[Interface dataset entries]
------------------------------------------------------------------------
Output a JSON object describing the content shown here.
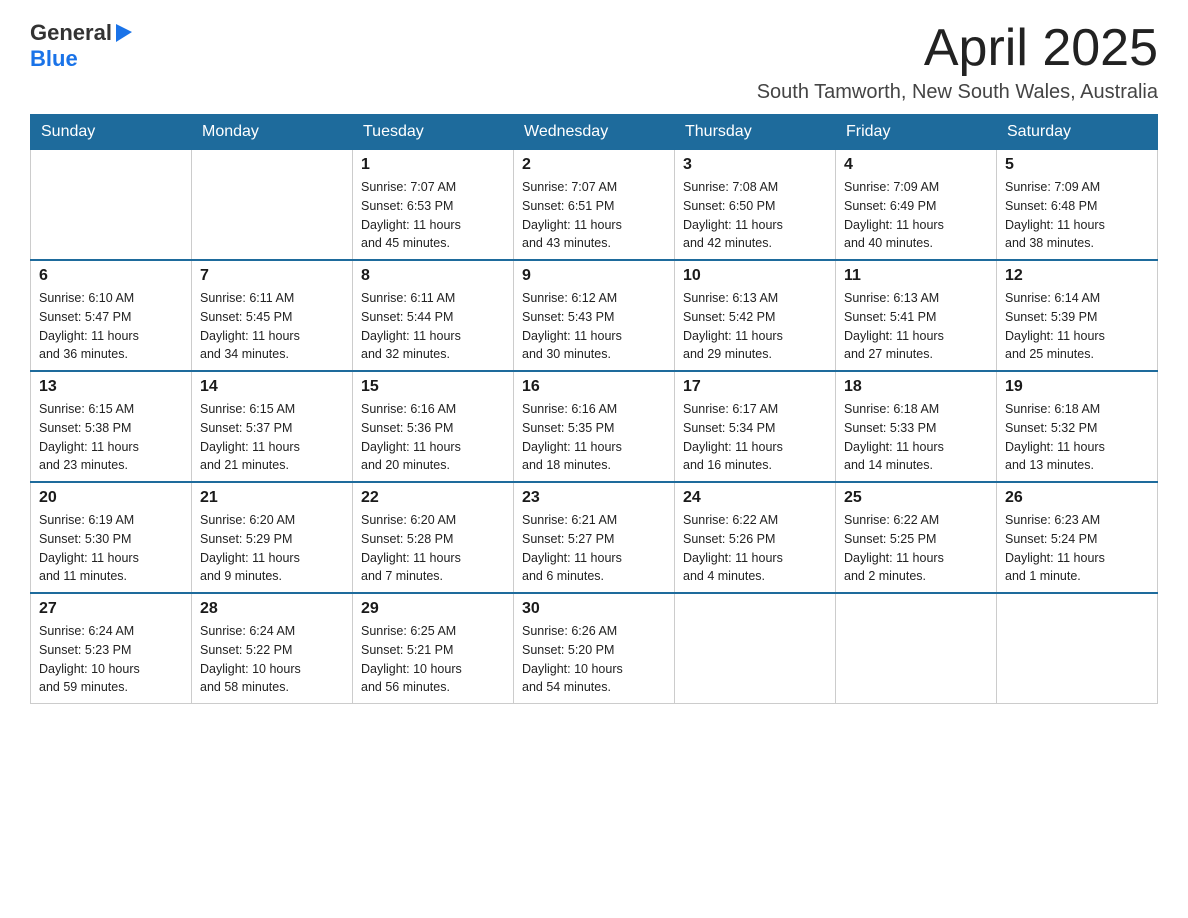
{
  "header": {
    "logo_general": "General",
    "logo_blue": "Blue",
    "month_year": "April 2025",
    "location": "South Tamworth, New South Wales, Australia"
  },
  "days_of_week": [
    "Sunday",
    "Monday",
    "Tuesday",
    "Wednesday",
    "Thursday",
    "Friday",
    "Saturday"
  ],
  "weeks": [
    [
      {
        "day": "",
        "info": ""
      },
      {
        "day": "",
        "info": ""
      },
      {
        "day": "1",
        "info": "Sunrise: 7:07 AM\nSunset: 6:53 PM\nDaylight: 11 hours\nand 45 minutes."
      },
      {
        "day": "2",
        "info": "Sunrise: 7:07 AM\nSunset: 6:51 PM\nDaylight: 11 hours\nand 43 minutes."
      },
      {
        "day": "3",
        "info": "Sunrise: 7:08 AM\nSunset: 6:50 PM\nDaylight: 11 hours\nand 42 minutes."
      },
      {
        "day": "4",
        "info": "Sunrise: 7:09 AM\nSunset: 6:49 PM\nDaylight: 11 hours\nand 40 minutes."
      },
      {
        "day": "5",
        "info": "Sunrise: 7:09 AM\nSunset: 6:48 PM\nDaylight: 11 hours\nand 38 minutes."
      }
    ],
    [
      {
        "day": "6",
        "info": "Sunrise: 6:10 AM\nSunset: 5:47 PM\nDaylight: 11 hours\nand 36 minutes."
      },
      {
        "day": "7",
        "info": "Sunrise: 6:11 AM\nSunset: 5:45 PM\nDaylight: 11 hours\nand 34 minutes."
      },
      {
        "day": "8",
        "info": "Sunrise: 6:11 AM\nSunset: 5:44 PM\nDaylight: 11 hours\nand 32 minutes."
      },
      {
        "day": "9",
        "info": "Sunrise: 6:12 AM\nSunset: 5:43 PM\nDaylight: 11 hours\nand 30 minutes."
      },
      {
        "day": "10",
        "info": "Sunrise: 6:13 AM\nSunset: 5:42 PM\nDaylight: 11 hours\nand 29 minutes."
      },
      {
        "day": "11",
        "info": "Sunrise: 6:13 AM\nSunset: 5:41 PM\nDaylight: 11 hours\nand 27 minutes."
      },
      {
        "day": "12",
        "info": "Sunrise: 6:14 AM\nSunset: 5:39 PM\nDaylight: 11 hours\nand 25 minutes."
      }
    ],
    [
      {
        "day": "13",
        "info": "Sunrise: 6:15 AM\nSunset: 5:38 PM\nDaylight: 11 hours\nand 23 minutes."
      },
      {
        "day": "14",
        "info": "Sunrise: 6:15 AM\nSunset: 5:37 PM\nDaylight: 11 hours\nand 21 minutes."
      },
      {
        "day": "15",
        "info": "Sunrise: 6:16 AM\nSunset: 5:36 PM\nDaylight: 11 hours\nand 20 minutes."
      },
      {
        "day": "16",
        "info": "Sunrise: 6:16 AM\nSunset: 5:35 PM\nDaylight: 11 hours\nand 18 minutes."
      },
      {
        "day": "17",
        "info": "Sunrise: 6:17 AM\nSunset: 5:34 PM\nDaylight: 11 hours\nand 16 minutes."
      },
      {
        "day": "18",
        "info": "Sunrise: 6:18 AM\nSunset: 5:33 PM\nDaylight: 11 hours\nand 14 minutes."
      },
      {
        "day": "19",
        "info": "Sunrise: 6:18 AM\nSunset: 5:32 PM\nDaylight: 11 hours\nand 13 minutes."
      }
    ],
    [
      {
        "day": "20",
        "info": "Sunrise: 6:19 AM\nSunset: 5:30 PM\nDaylight: 11 hours\nand 11 minutes."
      },
      {
        "day": "21",
        "info": "Sunrise: 6:20 AM\nSunset: 5:29 PM\nDaylight: 11 hours\nand 9 minutes."
      },
      {
        "day": "22",
        "info": "Sunrise: 6:20 AM\nSunset: 5:28 PM\nDaylight: 11 hours\nand 7 minutes."
      },
      {
        "day": "23",
        "info": "Sunrise: 6:21 AM\nSunset: 5:27 PM\nDaylight: 11 hours\nand 6 minutes."
      },
      {
        "day": "24",
        "info": "Sunrise: 6:22 AM\nSunset: 5:26 PM\nDaylight: 11 hours\nand 4 minutes."
      },
      {
        "day": "25",
        "info": "Sunrise: 6:22 AM\nSunset: 5:25 PM\nDaylight: 11 hours\nand 2 minutes."
      },
      {
        "day": "26",
        "info": "Sunrise: 6:23 AM\nSunset: 5:24 PM\nDaylight: 11 hours\nand 1 minute."
      }
    ],
    [
      {
        "day": "27",
        "info": "Sunrise: 6:24 AM\nSunset: 5:23 PM\nDaylight: 10 hours\nand 59 minutes."
      },
      {
        "day": "28",
        "info": "Sunrise: 6:24 AM\nSunset: 5:22 PM\nDaylight: 10 hours\nand 58 minutes."
      },
      {
        "day": "29",
        "info": "Sunrise: 6:25 AM\nSunset: 5:21 PM\nDaylight: 10 hours\nand 56 minutes."
      },
      {
        "day": "30",
        "info": "Sunrise: 6:26 AM\nSunset: 5:20 PM\nDaylight: 10 hours\nand 54 minutes."
      },
      {
        "day": "",
        "info": ""
      },
      {
        "day": "",
        "info": ""
      },
      {
        "day": "",
        "info": ""
      }
    ]
  ]
}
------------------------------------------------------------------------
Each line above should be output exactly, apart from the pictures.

▸ **SOLUTION**:
Output a JSON object describing the content shown here.
{
  "header": {
    "logo_general": "General",
    "logo_blue": "Blue",
    "month_year": "April 2025",
    "location": "South Tamworth, New South Wales, Australia"
  },
  "days_of_week": [
    "Sunday",
    "Monday",
    "Tuesday",
    "Wednesday",
    "Thursday",
    "Friday",
    "Saturday"
  ],
  "weeks": [
    [
      {
        "day": "",
        "info": ""
      },
      {
        "day": "",
        "info": ""
      },
      {
        "day": "1",
        "info": "Sunrise: 7:07 AM\nSunset: 6:53 PM\nDaylight: 11 hours\nand 45 minutes."
      },
      {
        "day": "2",
        "info": "Sunrise: 7:07 AM\nSunset: 6:51 PM\nDaylight: 11 hours\nand 43 minutes."
      },
      {
        "day": "3",
        "info": "Sunrise: 7:08 AM\nSunset: 6:50 PM\nDaylight: 11 hours\nand 42 minutes."
      },
      {
        "day": "4",
        "info": "Sunrise: 7:09 AM\nSunset: 6:49 PM\nDaylight: 11 hours\nand 40 minutes."
      },
      {
        "day": "5",
        "info": "Sunrise: 7:09 AM\nSunset: 6:48 PM\nDaylight: 11 hours\nand 38 minutes."
      }
    ],
    [
      {
        "day": "6",
        "info": "Sunrise: 6:10 AM\nSunset: 5:47 PM\nDaylight: 11 hours\nand 36 minutes."
      },
      {
        "day": "7",
        "info": "Sunrise: 6:11 AM\nSunset: 5:45 PM\nDaylight: 11 hours\nand 34 minutes."
      },
      {
        "day": "8",
        "info": "Sunrise: 6:11 AM\nSunset: 5:44 PM\nDaylight: 11 hours\nand 32 minutes."
      },
      {
        "day": "9",
        "info": "Sunrise: 6:12 AM\nSunset: 5:43 PM\nDaylight: 11 hours\nand 30 minutes."
      },
      {
        "day": "10",
        "info": "Sunrise: 6:13 AM\nSunset: 5:42 PM\nDaylight: 11 hours\nand 29 minutes."
      },
      {
        "day": "11",
        "info": "Sunrise: 6:13 AM\nSunset: 5:41 PM\nDaylight: 11 hours\nand 27 minutes."
      },
      {
        "day": "12",
        "info": "Sunrise: 6:14 AM\nSunset: 5:39 PM\nDaylight: 11 hours\nand 25 minutes."
      }
    ],
    [
      {
        "day": "13",
        "info": "Sunrise: 6:15 AM\nSunset: 5:38 PM\nDaylight: 11 hours\nand 23 minutes."
      },
      {
        "day": "14",
        "info": "Sunrise: 6:15 AM\nSunset: 5:37 PM\nDaylight: 11 hours\nand 21 minutes."
      },
      {
        "day": "15",
        "info": "Sunrise: 6:16 AM\nSunset: 5:36 PM\nDaylight: 11 hours\nand 20 minutes."
      },
      {
        "day": "16",
        "info": "Sunrise: 6:16 AM\nSunset: 5:35 PM\nDaylight: 11 hours\nand 18 minutes."
      },
      {
        "day": "17",
        "info": "Sunrise: 6:17 AM\nSunset: 5:34 PM\nDaylight: 11 hours\nand 16 minutes."
      },
      {
        "day": "18",
        "info": "Sunrise: 6:18 AM\nSunset: 5:33 PM\nDaylight: 11 hours\nand 14 minutes."
      },
      {
        "day": "19",
        "info": "Sunrise: 6:18 AM\nSunset: 5:32 PM\nDaylight: 11 hours\nand 13 minutes."
      }
    ],
    [
      {
        "day": "20",
        "info": "Sunrise: 6:19 AM\nSunset: 5:30 PM\nDaylight: 11 hours\nand 11 minutes."
      },
      {
        "day": "21",
        "info": "Sunrise: 6:20 AM\nSunset: 5:29 PM\nDaylight: 11 hours\nand 9 minutes."
      },
      {
        "day": "22",
        "info": "Sunrise: 6:20 AM\nSunset: 5:28 PM\nDaylight: 11 hours\nand 7 minutes."
      },
      {
        "day": "23",
        "info": "Sunrise: 6:21 AM\nSunset: 5:27 PM\nDaylight: 11 hours\nand 6 minutes."
      },
      {
        "day": "24",
        "info": "Sunrise: 6:22 AM\nSunset: 5:26 PM\nDaylight: 11 hours\nand 4 minutes."
      },
      {
        "day": "25",
        "info": "Sunrise: 6:22 AM\nSunset: 5:25 PM\nDaylight: 11 hours\nand 2 minutes."
      },
      {
        "day": "26",
        "info": "Sunrise: 6:23 AM\nSunset: 5:24 PM\nDaylight: 11 hours\nand 1 minute."
      }
    ],
    [
      {
        "day": "27",
        "info": "Sunrise: 6:24 AM\nSunset: 5:23 PM\nDaylight: 10 hours\nand 59 minutes."
      },
      {
        "day": "28",
        "info": "Sunrise: 6:24 AM\nSunset: 5:22 PM\nDaylight: 10 hours\nand 58 minutes."
      },
      {
        "day": "29",
        "info": "Sunrise: 6:25 AM\nSunset: 5:21 PM\nDaylight: 10 hours\nand 56 minutes."
      },
      {
        "day": "30",
        "info": "Sunrise: 6:26 AM\nSunset: 5:20 PM\nDaylight: 10 hours\nand 54 minutes."
      },
      {
        "day": "",
        "info": ""
      },
      {
        "day": "",
        "info": ""
      },
      {
        "day": "",
        "info": ""
      }
    ]
  ]
}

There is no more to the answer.